Food: A Mediterranean melting pot

Cameo has an eclectic charm, with a menu to match

Cameo restaurant (photo credit: PR)
Cameo restaurant
(photo credit: PR)
At Hatahana, one of the most historical areas of Tel Aviv, old meets new, and Cameo embraces all of the old train station’s magic. Stepping inside, one is immediately greeted by the restaurant’s eclectic, almost otherworldly charm. It is an intimate place. A sleek lounge bar functions as the centerpiece of the restaurant, and customers can either sit there for a quick drink or at one of the surrounding tables. One can also enjoy the outdoor open terrace, which plays host to live music, with private cabanas for intimate parties.
Cameo’s menu is a Mediterranean culinary melting pot, and the food on offer is simple yet luxurious and indulgent. Famed local chef Arik Wakil’s (formerly of Nana) knowledge of food versatility was apparent in the taster’s platters we were served.

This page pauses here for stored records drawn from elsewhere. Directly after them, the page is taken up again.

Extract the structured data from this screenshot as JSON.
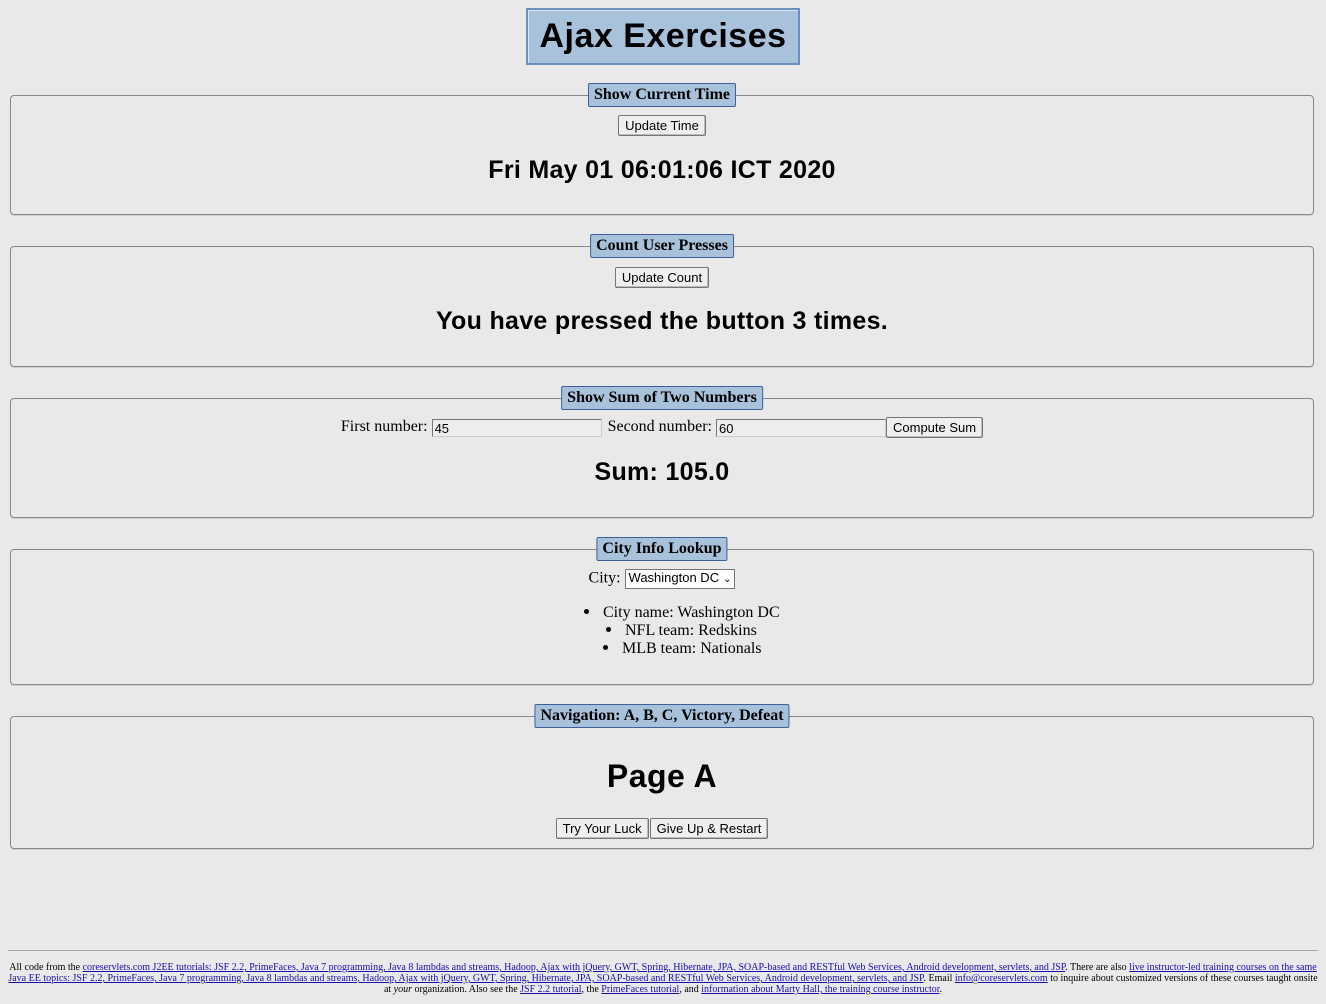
{
  "title": "Ajax Exercises",
  "time_panel": {
    "legend": "Show Current Time",
    "button": "Update Time",
    "result": "Fri May 01 06:01:06 ICT 2020"
  },
  "count_panel": {
    "legend": "Count User Presses",
    "button": "Update Count",
    "result": "You have pressed the button 3 times."
  },
  "sum_panel": {
    "legend": "Show Sum of Two Numbers",
    "first_label": "First number:",
    "first_value": "45",
    "second_label": "Second number:",
    "second_value": "60",
    "button": "Compute Sum",
    "result": "Sum: 105.0"
  },
  "city_panel": {
    "legend": "City Info Lookup",
    "city_label": "City:",
    "selected_city": "Washington DC",
    "items": [
      "City name: Washington DC",
      "NFL team: Redskins",
      "MLB team: Nationals"
    ]
  },
  "nav_panel": {
    "legend": "Navigation: A, B, C, Victory, Defeat",
    "heading": "Page A",
    "buttons": [
      "Try Your Luck",
      "Give Up & Restart"
    ]
  },
  "footer": {
    "t1": "All code from the ",
    "l1": "coreservlets.com J2EE tutorials: JSF 2.2, PrimeFaces, Java 7 programming, Java 8 lambdas and streams, Hadoop, Ajax with jQuery, GWT, Spring, Hibernate, JPA, SOAP-based and RESTful Web Services, Android development, servlets, and JSP",
    "t2": ". There are also ",
    "l2": "live instructor-led training courses on the same Java EE topics: JSF 2.2, PrimeFaces, Java 7 programming, Java 8 lambdas and streams, Hadoop, Ajax with jQuery, GWT, Spring, Hibernate, JPA, SOAP-based and RESTful Web Services, Android development, servlets, and JSP",
    "t3": ". Email ",
    "l3": "info@coreservlets.com",
    "t4": " to inquire about customized versions of these courses taught onsite at ",
    "t4i": "your",
    "t5": " organization. Also see the ",
    "l4": "JSF 2.2 tutorial",
    "t6": ", the ",
    "l5": "PrimeFaces tutorial",
    "t7": ", and ",
    "l6": "information about Marty Hall, the training course instructor",
    "t8": "."
  }
}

After my dining companion and I sat down, our enthusiastic waitress began to bring us a selection of starters. First up was the papaya salad (NIS 64) with peanuts, mint and coriander. This was one of my favorite dishes of the evening. I’ve tried similar dishes before, but this one really captured the goal of a papaya salad, and the flavors and textures came together perfectly. Sweet, sour, salty, acidic, crunchy, all in one bite. Thinly shredded papaya, peanuts and a delicious vinegar dressing. I was pretty impressed after just trying this.
This was followed by the foie gras (NIS 88). It was velvety, creamy, and rich – a decadent first bite, to be sure. The plate came with brioche and a pat of yellow chutney, and the latter was a much-needed addition. In contrast to the liver, the chutney contributed some sweetness and acidity, while the brioche served as a crisp, lightly charred vessel to balance out each bite.
In between, we were treated to a variety of delicious cocktails, which included a watermelon frozen margarita (NIS 52) and a blood orange mojito (NIS 52). Next up was a beef carpaccio (NIS 64), which was done perfectly. The beef was sliced thin and flavorful, with a smoky finish – all the flavors really cured the rawness of the beef. I also loved how the intense flavors of the Parmesan cheese added to the delicate flavor of the carpaccio.
Next, it was on to mains. We began with the white pizza (NIS 72) with artichokes, fresh mozzarella and arugula. The combination was delicious but a bit dry. I wish it had more flavor to it, and the mozzarella was a bit heavy. Overall, still pretty good.
We were then served the strozzapreti with beef fillet, asparagus and sun-dried cherry tomatoes (NIS 87). Strozzapreti means “strangle the priest” – basically a chewier pasta that looks like it’s been wrung, hence the name. The different textures in the pasta made it fun to eat. It was nice to try something different than the usual spaghetti or linguini noodles. I would definitely go back for that dish.
From there I was expecting dessert, but to my surprise we were served the beef fillet (NIS 148). Being South African, I was now a very happy diner. The meat was moist, well seasoned and had a nice juicy chew.
For dessert we were presented with a chocolate-covered creme brulée surrounded by cookie crumbles and served with a macaroon. Our waitress then proceeded to pour hot chocolate sauce on top of the brulée. Even though we had eaten far too much already, we strove valiantly to finish this rich cocoa creation We left very satisfied with what we’d eaten, what we’d seen and where we’d dined.
The writer was a guest of the restaurant.
Not kosher
Hatachana, Neveh Tzedek, Tel Aviv Tel: (03) 558-985